Hungary is becoming increasingly isolated within the NATO military alliance. Even before the war in Ukraine, Prime Minister Viktor Orbán went against the grain compared to other European Union countries.
But he has since lost his most important patron: Poland.
In a speech in February, in which he referenced World War II, Orbán admitted that he had run out of allies: “The other countries thought that if the Germans could not resist so much external pressure, they wouldn’t be able to either”.
“So, they moved from the peace camp to the war camp. That leaves just us two: Hungary and the Vatican,” he added.
Budapest has continuously tried to postpone the ratification of Sweden and Finland’s NATO accession.
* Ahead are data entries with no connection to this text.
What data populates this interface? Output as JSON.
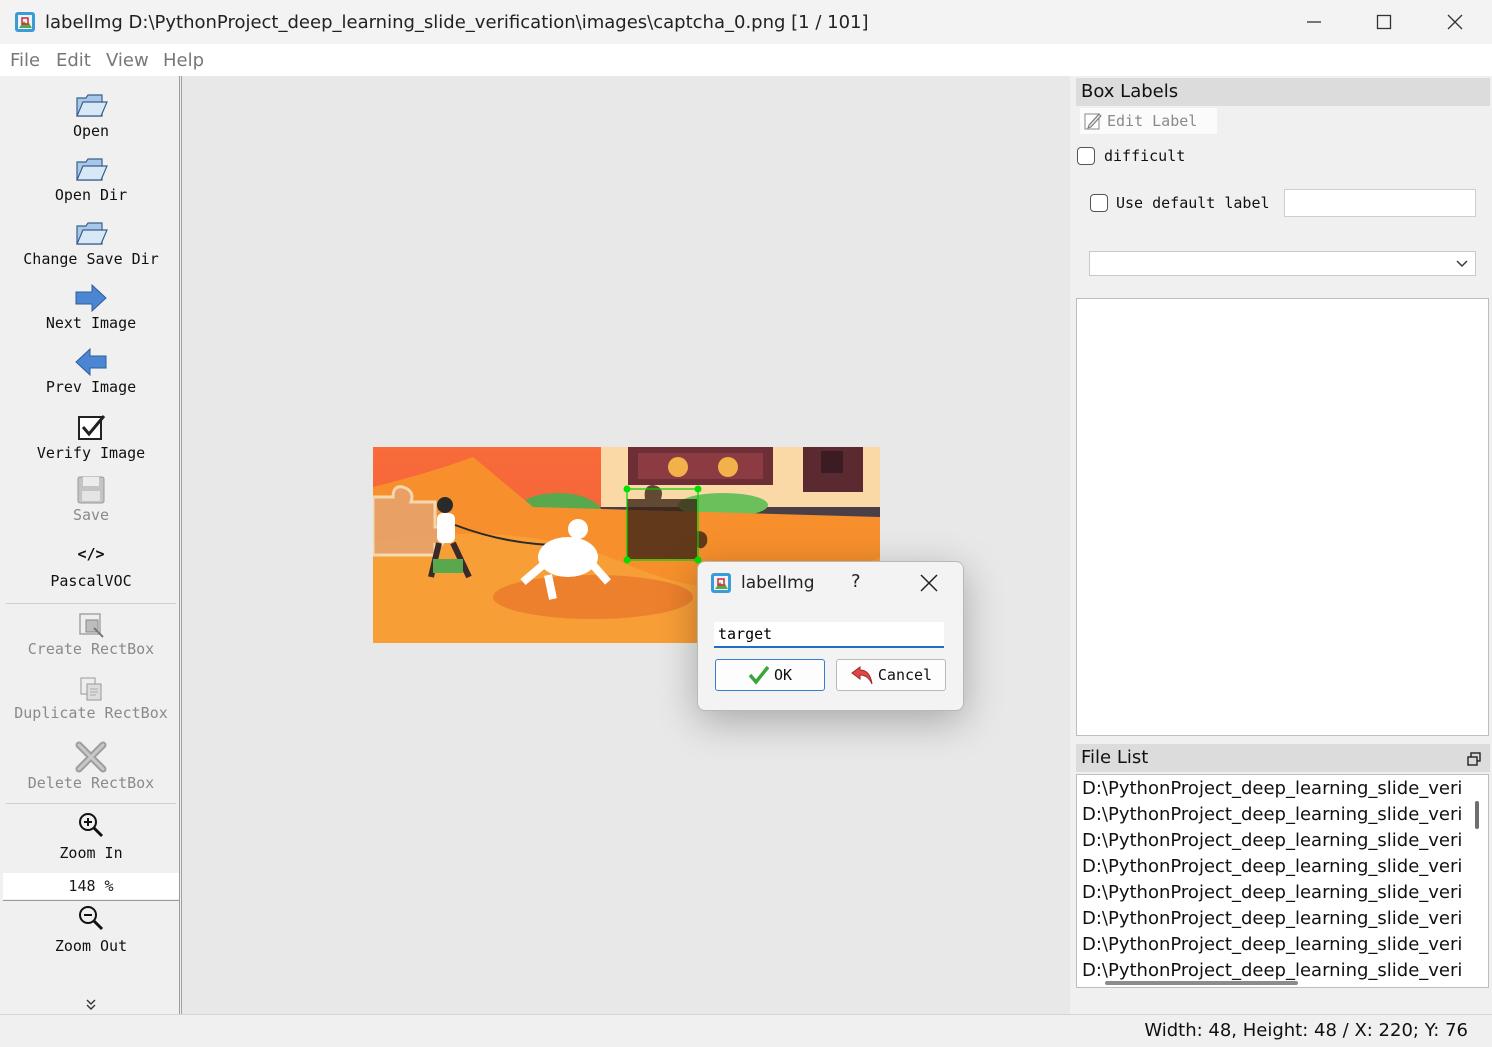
{
  "window": {
    "title": "labelImg D:\\PythonProject_deep_learning_slide_verification\\images\\captcha_0.png [1 / 101]",
    "icon": "labelimg-app-icon"
  },
  "menu": [
    "File",
    "Edit",
    "View",
    "Help"
  ],
  "toolbar": {
    "open": "Open",
    "open_dir": "Open Dir",
    "change_save_dir": "Change Save Dir",
    "next_image": "Next Image",
    "prev_image": "Prev Image",
    "verify_image": "Verify Image",
    "save": "Save",
    "format_symbol": "</>",
    "format": "PascalVOC",
    "create_rectbox": "Create RectBox",
    "duplicate_rectbox": "Duplicate RectBox",
    "delete_rectbox": "Delete RectBox",
    "zoom_in": "Zoom In",
    "zoom_level": "148 %",
    "zoom_out": "Zoom Out"
  },
  "dialog": {
    "title": "labelImg",
    "help": "?",
    "input_value": "target",
    "ok_label": "OK",
    "cancel_label": "Cancel"
  },
  "box_labels": {
    "title": "Box Labels",
    "edit_label": "Edit Label",
    "difficult": "difficult",
    "use_default_label": "Use default label",
    "default_label_value": "",
    "combo_value": ""
  },
  "file_list": {
    "title": "File List",
    "items": [
      "D:\\PythonProject_deep_learning_slide_verific",
      "D:\\PythonProject_deep_learning_slide_verific",
      "D:\\PythonProject_deep_learning_slide_verific",
      "D:\\PythonProject_deep_learning_slide_verific",
      "D:\\PythonProject_deep_learning_slide_verific",
      "D:\\PythonProject_deep_learning_slide_verific",
      "D:\\PythonProject_deep_learning_slide_verific",
      "D:\\PythonProject_deep_learning_slide_verific"
    ]
  },
  "status": "Width: 48, Height: 48 / X: 220; Y: 76",
  "colors": {
    "accent": "#1e6fc7",
    "selection_box": "#00d000",
    "canvas_bg": "#e8e8e8"
  }
}
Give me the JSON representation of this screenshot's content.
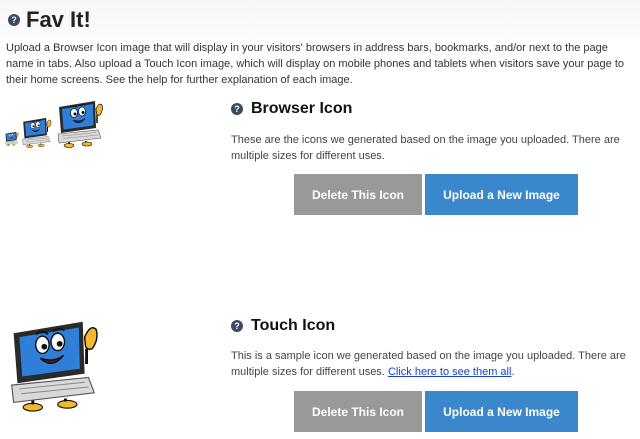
{
  "page": {
    "title": "Fav It!",
    "intro": "Upload a Browser Icon image that will display in your visitors' browsers in address bars, bookmarks, and/or next to the page name in tabs. Also upload a Touch Icon image, which will display on mobile phones and tablets when visitors save your page to their home screens. See the help for further explanation of each image."
  },
  "help_glyph": "?",
  "browser": {
    "heading": "Browser Icon",
    "description": "These are the icons we generated based on the image you uploaded. There are multiple sizes for different uses.",
    "delete_label": "Delete This Icon",
    "upload_label": "Upload a New Image"
  },
  "touch": {
    "heading": "Touch Icon",
    "description": "This is a sample icon we generated based on the image you uploaded. There are multiple sizes for different uses.",
    "link_text": "Click here to see them all",
    "link_suffix": ".",
    "delete_label": "Delete This Icon",
    "upload_label": "Upload a New Image"
  },
  "icons": {
    "help": "help-question-icon",
    "mascot": "computer-mascot-icon"
  },
  "colors": {
    "delete_button": "#999999",
    "upload_button": "#3a87cc",
    "link": "#1a40d4",
    "help_badge": "#3d4a66"
  }
}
According to Péter Krekó, the CEO of the think tank Political Capital, this delay makes the country more isolated than ever.
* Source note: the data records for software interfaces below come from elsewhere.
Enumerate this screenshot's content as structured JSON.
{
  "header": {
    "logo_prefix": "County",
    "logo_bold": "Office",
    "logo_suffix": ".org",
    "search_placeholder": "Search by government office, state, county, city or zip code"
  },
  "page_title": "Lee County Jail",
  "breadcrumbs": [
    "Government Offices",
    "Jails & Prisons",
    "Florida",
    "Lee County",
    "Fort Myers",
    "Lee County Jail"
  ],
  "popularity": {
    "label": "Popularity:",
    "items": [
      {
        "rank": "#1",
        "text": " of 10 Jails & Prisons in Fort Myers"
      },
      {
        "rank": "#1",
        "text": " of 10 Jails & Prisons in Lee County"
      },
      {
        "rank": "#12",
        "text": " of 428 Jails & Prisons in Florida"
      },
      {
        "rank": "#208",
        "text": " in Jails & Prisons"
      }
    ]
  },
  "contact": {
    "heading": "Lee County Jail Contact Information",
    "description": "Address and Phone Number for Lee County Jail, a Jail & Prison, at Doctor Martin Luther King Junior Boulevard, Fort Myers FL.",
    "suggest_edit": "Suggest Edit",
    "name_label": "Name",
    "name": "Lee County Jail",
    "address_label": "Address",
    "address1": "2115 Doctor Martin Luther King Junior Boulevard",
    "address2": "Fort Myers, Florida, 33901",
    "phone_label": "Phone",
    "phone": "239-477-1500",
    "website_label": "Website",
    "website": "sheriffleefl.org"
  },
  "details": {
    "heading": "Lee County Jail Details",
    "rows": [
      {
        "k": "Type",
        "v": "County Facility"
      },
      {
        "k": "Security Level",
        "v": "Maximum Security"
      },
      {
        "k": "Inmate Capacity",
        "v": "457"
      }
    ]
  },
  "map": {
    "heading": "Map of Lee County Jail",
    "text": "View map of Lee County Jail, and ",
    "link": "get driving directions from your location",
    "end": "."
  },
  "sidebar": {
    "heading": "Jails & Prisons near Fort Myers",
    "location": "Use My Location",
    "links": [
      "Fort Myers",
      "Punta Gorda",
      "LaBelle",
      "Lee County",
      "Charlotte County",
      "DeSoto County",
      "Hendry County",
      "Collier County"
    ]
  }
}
“It seems quite clear that while Hungary is not receiving EU funds, it is teaching a lesson to Finland and Sweden, two member states who have often criticised Hungary for democratic backwardness,” he said. “In some ways, they are also being blackmailed by Hungary.”
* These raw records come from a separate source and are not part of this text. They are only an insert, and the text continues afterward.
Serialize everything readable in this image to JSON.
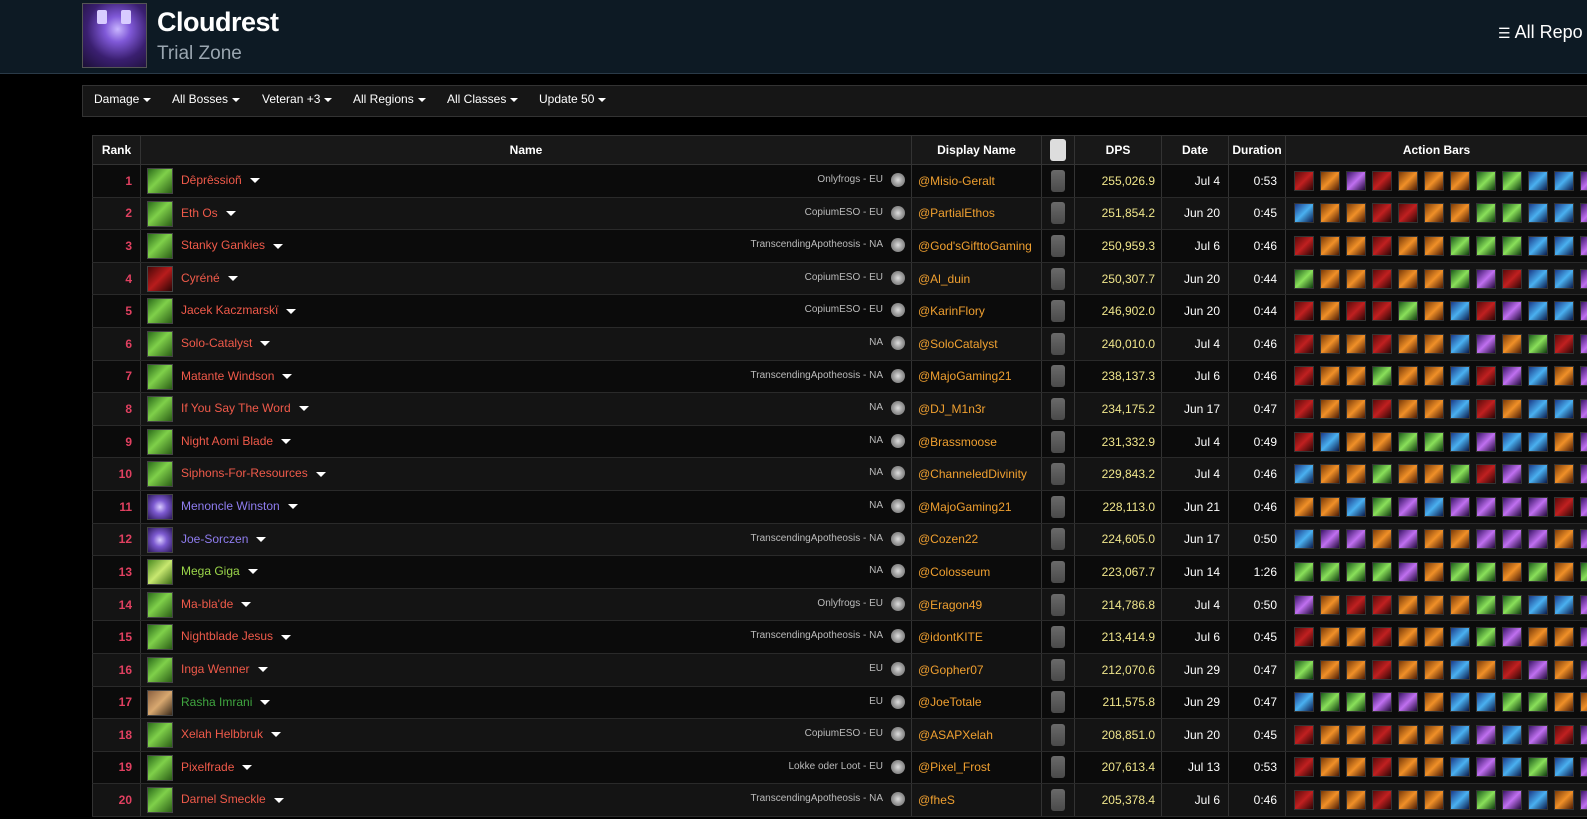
{
  "header": {
    "title": "Cloudrest",
    "subtitle": "Trial Zone",
    "all_reports_label": "All Repo"
  },
  "filters": [
    {
      "label": "Damage"
    },
    {
      "label": "All Bosses"
    },
    {
      "label": "Veteran +3"
    },
    {
      "label": "All Regions"
    },
    {
      "label": "All Classes"
    },
    {
      "label": "Update 50"
    }
  ],
  "table": {
    "columns": [
      "Rank",
      "Name",
      "Display Name",
      "YouTube",
      "DPS",
      "Date",
      "Duration",
      "Action Bars"
    ],
    "rows": [
      {
        "rank": "1",
        "name": "Dêprêssioñ",
        "guild": "Onlyfrogs - EU",
        "display": "@Misio-Geralt",
        "dps": "255,026.9",
        "date": "Jul 4",
        "duration": "0:53",
        "spec": "green",
        "color": "red"
      },
      {
        "rank": "2",
        "name": "Eth Os",
        "guild": "CopiumESO - EU",
        "display": "@PartialEthos",
        "dps": "251,854.2",
        "date": "Jun 20",
        "duration": "0:45",
        "spec": "green",
        "color": "red"
      },
      {
        "rank": "3",
        "name": "Stanky Gankies",
        "guild": "TranscendingApotheosis - NA",
        "display": "@God'sGifttoGaming",
        "dps": "250,959.3",
        "date": "Jul 6",
        "duration": "0:46",
        "spec": "green",
        "color": "red"
      },
      {
        "rank": "4",
        "name": "Cyréné",
        "guild": "CopiumESO - EU",
        "display": "@Al_duin",
        "dps": "250,307.7",
        "date": "Jun 20",
        "duration": "0:44",
        "spec": "red",
        "color": "red"
      },
      {
        "rank": "5",
        "name": "Jacek Kaczmarskï",
        "guild": "CopiumESO - EU",
        "display": "@KarinFlory",
        "dps": "246,902.0",
        "date": "Jun 20",
        "duration": "0:44",
        "spec": "green",
        "color": "red"
      },
      {
        "rank": "6",
        "name": "Solo-Catalyst",
        "guild": "NA",
        "display": "@SoloCatalyst",
        "dps": "240,010.0",
        "date": "Jul 4",
        "duration": "0:46",
        "spec": "green",
        "color": "red"
      },
      {
        "rank": "7",
        "name": "Matante Windson",
        "guild": "TranscendingApotheosis - NA",
        "display": "@MajoGaming21",
        "dps": "238,137.3",
        "date": "Jul 6",
        "duration": "0:46",
        "spec": "green",
        "color": "red"
      },
      {
        "rank": "8",
        "name": "If You Say The Word",
        "guild": "NA",
        "display": "@DJ_M1n3r",
        "dps": "234,175.2",
        "date": "Jun 17",
        "duration": "0:47",
        "spec": "green",
        "color": "red"
      },
      {
        "rank": "9",
        "name": "Night Aomi Blade",
        "guild": "NA",
        "display": "@Brassmoose",
        "dps": "231,332.9",
        "date": "Jul 4",
        "duration": "0:49",
        "spec": "green",
        "color": "red"
      },
      {
        "rank": "10",
        "name": "Siphons-For-Resources",
        "guild": "NA",
        "display": "@ChanneledDivinity",
        "dps": "229,843.2",
        "date": "Jul 4",
        "duration": "0:46",
        "spec": "green",
        "color": "red"
      },
      {
        "rank": "11",
        "name": "Menoncle Winston",
        "guild": "NA",
        "display": "@MajoGaming21",
        "dps": "228,113.0",
        "date": "Jun 21",
        "duration": "0:46",
        "spec": "purple",
        "color": "warden"
      },
      {
        "rank": "12",
        "name": "Joe-Sorczen",
        "guild": "TranscendingApotheosis - NA",
        "display": "@Cozen22",
        "dps": "224,605.0",
        "date": "Jun 17",
        "duration": "0:50",
        "spec": "purple",
        "color": "warden"
      },
      {
        "rank": "13",
        "name": "Mega Giga",
        "guild": "NA",
        "display": "@Colosseum",
        "dps": "223,067.7",
        "date": "Jun 14",
        "duration": "1:26",
        "spec": "green2",
        "color": "green"
      },
      {
        "rank": "14",
        "name": "Ma-bla'de",
        "guild": "Onlyfrogs - EU",
        "display": "@Eragon49",
        "dps": "214,786.8",
        "date": "Jul 4",
        "duration": "0:50",
        "spec": "green",
        "color": "red"
      },
      {
        "rank": "15",
        "name": "Nightblade Jesus",
        "guild": "TranscendingApotheosis - NA",
        "display": "@idontKITE",
        "dps": "213,414.9",
        "date": "Jul 6",
        "duration": "0:45",
        "spec": "green",
        "color": "red"
      },
      {
        "rank": "16",
        "name": "Inga Wenner",
        "guild": "EU",
        "display": "@Gopher07",
        "dps": "212,070.6",
        "date": "Jun 29",
        "duration": "0:47",
        "spec": "green",
        "color": "red"
      },
      {
        "rank": "17",
        "name": "Rasha Imrani",
        "guild": "EU",
        "display": "@JoeTotale",
        "dps": "211,575.8",
        "date": "Jun 29",
        "duration": "0:47",
        "spec": "brown",
        "color": "dkgreen"
      },
      {
        "rank": "18",
        "name": "Xelah Helbbruk",
        "guild": "CopiumESO - EU",
        "display": "@ASAPXelah",
        "dps": "208,851.0",
        "date": "Jun 20",
        "duration": "0:45",
        "spec": "green",
        "color": "red"
      },
      {
        "rank": "19",
        "name": "Pixelfrade",
        "guild": "Lokke oder Loot - EU",
        "display": "@Pixel_Frost",
        "dps": "207,613.4",
        "date": "Jul 13",
        "duration": "0:53",
        "spec": "green",
        "color": "red"
      },
      {
        "rank": "20",
        "name": "Darnel Smeckle",
        "guild": "TranscendingApotheosis - NA",
        "display": "@fheS",
        "dps": "205,378.4",
        "date": "Jul 6",
        "duration": "0:46",
        "spec": "green",
        "color": "red"
      }
    ]
  },
  "colors": {
    "rank": "#e04060",
    "dps": "#f0e68c",
    "display_name": "#f0a030",
    "name_red": "#f05a4a",
    "name_warden": "#8f7df0",
    "header_bg": "#0d1a24"
  },
  "icons": {
    "all_reports": "list-icon",
    "server": "server-icon",
    "youtube": "youtube-icon",
    "filter_caret": "chevron-down-icon"
  }
}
Zoltán Szenes, a lecturer at the National University of Public Service and former chief of staff for the Hungarian Defence Forces, believes that Budapest’s attempts to block ministerial-level meetings of the NATO-Ukraine committee could be another point of contention.
“From an alliance perspective, this delay is a technical issue,” he said. “The real issue is how we can resolve the situation with Ukraine. There is a lot of pressure on the Ukrainians. They are now amending laws according to EU requirements.
“So I think this issue will be on the agenda in the coming period, and then maybe this sore point with NATO will be resolved.”
As things stand, Hungary’s parliament will vote in late March on whether to support Sweden and Finland’s accession to NATO. Officially, the government is communicating support for the proposal submitted last July.